As a new GCSE course in "scientific literacy" begins, they have rushed to defend half a century of failure in science education and to dismiss the new syllabus as "dumbing down".
In the new course, children will learn about the science that dominates public debates and touches everybody's lives: food, genetics, vaccination, climate change, nuclear power and so on.
The idea that teachers will handle these subjects as though they were civics lessons - "more suitable to the pub than the classroom" is one gibe against the new course - is preposterous. The whole point is to reduce scientific ignorance and to ground future debates in sound understanding.
For example, pupils will learn about the immune system, how diseases overwhelm it, how vaccination works and how the drugs industry develops new vaccines. Thus they will be able to talk intelligently about the merits of, say, MMR or how to beat bird flu. With luck, the next generation will then be less likely to panic about a vaccine or to fall for the dubious remedies of alternative medicine.
If there is any dumbing down going on, it is among critics who fail to grasp what the new course is trying to do. "Has electromagnetism suddenly become irrelevant?" asks a Times columnist. Of course it hasn't. Children spend nearly 10 years in school before they start GCSE. Electromagnetism is taught at key stage 3. The critics include Baroness Warnock, the philosopher and former headteacher, and Sir Richard Sykes, rector of Imperial College, London, and former chairman of GlaxoSmithKline.
Lady Warnock has spent a lifetime chairing committees on subjects such as embryo research. She presumably thinks these matters should be left to clever folk like herself.
Sir Richard, as a drugs company boss, would have been horrified if the public had been capable of questioning the efficacy of his profitable products. The proles, the critics think, should stick to Bunsen burners and magnets and leave the big subjects to their betters.
What they are defending is a double failure in science education. It has not inspired young people to take university science courses.
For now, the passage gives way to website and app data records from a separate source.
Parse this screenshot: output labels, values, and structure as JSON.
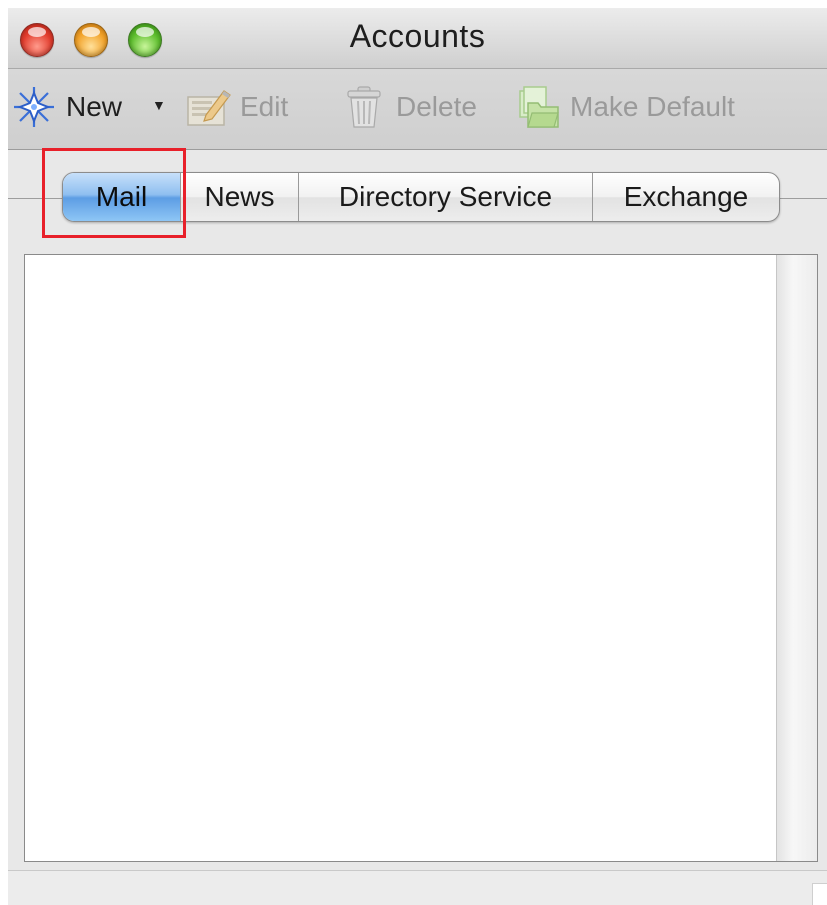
{
  "window": {
    "title": "Accounts"
  },
  "toolbar": {
    "new_label": "New",
    "dropdown_glyph": "▼",
    "edit_label": "Edit",
    "delete_label": "Delete",
    "make_default_label": "Make Default",
    "icons": {
      "new": "sparkle-icon",
      "edit": "pencil-edit-icon",
      "delete": "trash-icon",
      "make_default": "folder-default-icon"
    }
  },
  "tabs": [
    {
      "label": "Mail",
      "active": true
    },
    {
      "label": "News",
      "active": false
    },
    {
      "label": "Directory Service",
      "active": false
    },
    {
      "label": "Exchange",
      "active": false
    }
  ],
  "colors": {
    "active_tab": "#5d9de4",
    "highlight": "#e8202a",
    "disabled_text": "#9a9a9a"
  }
}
Nor has it created a population that understands scientific method or evidence.
Even supposedly well-educated people think that every cold snap refutes the theory of global warming; that research into the human genome will reveal a gene for homosexuality; that if MMR vaccination is followed by the development of autism, one must cause the other.
If school science had properly taught the nature of scientific hypothesis and causation, they wouldn't think these things. Instead, they learnt de-contextualised laws and formulae which, once used in an exam, were entirely forgotten.
Will the new course leave us bereft of professional scientists? No. Some pupils will also take courses specifically designed for further, more conventional study.
As any teacher knows, disaffection and disengagement are the biggest obstacles to learning in the early teenage years. Fourteen-year-olds want to know the point of what they are doing.
They want to be excited and inspired, and if they are not then some of them will switch off or smash the place up.
Boredom is the worst sin, and in the past science lessons were boring. Far from ruining science education, the new course could be its salvation.